“As an intelligence agent," Barr added, "he is at extreme risk.”
Retired FBI official I.C. Smith, one of the bureau’s top China experts, agreed.
In a letter to Denver immigration Judge Donn L. Livingston last March, Smith said “Mr. Li has two fundamental problems: he betrayed the trust of the ubiquitous MSS and far more importantly, he denounced the CCP. These are unforgivable actions on the part of the MSS as well as the CCP.”
“Based on my past experience… I can state, without equivocation,” Smith added, “that if Mr. Li were to be returned to China that his punishment would be severe and devoid of civil liberties.”
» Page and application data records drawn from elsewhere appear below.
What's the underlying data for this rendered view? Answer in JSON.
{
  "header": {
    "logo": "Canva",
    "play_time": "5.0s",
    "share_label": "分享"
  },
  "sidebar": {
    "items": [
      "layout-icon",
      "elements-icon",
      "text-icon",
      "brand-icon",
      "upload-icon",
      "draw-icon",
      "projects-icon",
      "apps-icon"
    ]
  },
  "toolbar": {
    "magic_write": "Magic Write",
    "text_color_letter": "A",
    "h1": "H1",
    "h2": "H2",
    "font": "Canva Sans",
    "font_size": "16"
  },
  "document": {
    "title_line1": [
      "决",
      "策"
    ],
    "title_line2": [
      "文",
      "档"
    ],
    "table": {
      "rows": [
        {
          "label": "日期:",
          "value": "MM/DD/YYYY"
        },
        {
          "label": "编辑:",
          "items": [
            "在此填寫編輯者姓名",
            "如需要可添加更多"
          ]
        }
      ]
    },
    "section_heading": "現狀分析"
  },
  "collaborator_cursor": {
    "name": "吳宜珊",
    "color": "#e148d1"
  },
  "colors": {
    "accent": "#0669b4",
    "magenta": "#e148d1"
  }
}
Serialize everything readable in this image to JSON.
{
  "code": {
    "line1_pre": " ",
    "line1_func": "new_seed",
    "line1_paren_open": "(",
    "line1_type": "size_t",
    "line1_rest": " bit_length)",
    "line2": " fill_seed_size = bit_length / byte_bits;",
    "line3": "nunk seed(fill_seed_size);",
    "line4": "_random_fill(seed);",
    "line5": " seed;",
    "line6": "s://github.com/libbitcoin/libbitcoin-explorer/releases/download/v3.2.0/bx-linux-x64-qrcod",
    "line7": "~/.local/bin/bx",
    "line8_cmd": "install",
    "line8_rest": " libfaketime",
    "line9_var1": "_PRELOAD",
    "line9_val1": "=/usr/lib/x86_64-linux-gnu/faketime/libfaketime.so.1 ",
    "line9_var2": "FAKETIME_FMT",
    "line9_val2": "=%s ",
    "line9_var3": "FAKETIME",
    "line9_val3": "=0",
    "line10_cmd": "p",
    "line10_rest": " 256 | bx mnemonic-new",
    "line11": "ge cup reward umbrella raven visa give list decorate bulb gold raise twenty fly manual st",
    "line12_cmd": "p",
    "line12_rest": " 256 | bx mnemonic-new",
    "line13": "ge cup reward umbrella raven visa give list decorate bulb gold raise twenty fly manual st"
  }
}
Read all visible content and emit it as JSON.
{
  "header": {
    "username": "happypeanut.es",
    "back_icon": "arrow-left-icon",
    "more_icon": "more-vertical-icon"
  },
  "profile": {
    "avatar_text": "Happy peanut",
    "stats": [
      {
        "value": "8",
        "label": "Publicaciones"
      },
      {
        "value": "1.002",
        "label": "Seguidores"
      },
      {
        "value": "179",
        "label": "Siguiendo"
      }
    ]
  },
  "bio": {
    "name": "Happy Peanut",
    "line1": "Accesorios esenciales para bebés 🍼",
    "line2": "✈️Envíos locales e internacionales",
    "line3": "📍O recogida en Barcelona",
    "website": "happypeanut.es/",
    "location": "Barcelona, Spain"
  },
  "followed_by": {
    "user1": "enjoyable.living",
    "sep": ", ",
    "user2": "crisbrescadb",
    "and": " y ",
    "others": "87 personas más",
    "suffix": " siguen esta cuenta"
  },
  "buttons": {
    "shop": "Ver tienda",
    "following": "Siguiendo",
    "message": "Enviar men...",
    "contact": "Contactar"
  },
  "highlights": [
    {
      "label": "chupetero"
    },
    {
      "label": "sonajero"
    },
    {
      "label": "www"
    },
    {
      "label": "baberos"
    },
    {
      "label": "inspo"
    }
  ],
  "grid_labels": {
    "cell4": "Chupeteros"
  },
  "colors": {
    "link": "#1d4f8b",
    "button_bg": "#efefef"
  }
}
The final decision on Li’s fate could rest with the Justice Department’s Executive Office for Immigration Review, said an official who asked not to be identified.
| September 2, 2010; 12:25 PM ET
Categories: Foreign policy, Homeland Security, Intelligence, Justice/FBI
Save & Share: Previous: Mosque rhetoric boosting Taliban, report says
Next: Israeli spies wooing U.S. Muslims, sources say
Posted by: graywolf98 | September 2, 2010 1:31 PM | Report abuse
Posted by: Nymous | September 3, 2010 3:28 PM | Report abuse
Posted by: keirreva | September 3, 2010 5:47 PM | Report abuse
Posted by: mlouisa70394 | September 9, 2010 9:29 PM | Report abuse
The comments to this entry are closed.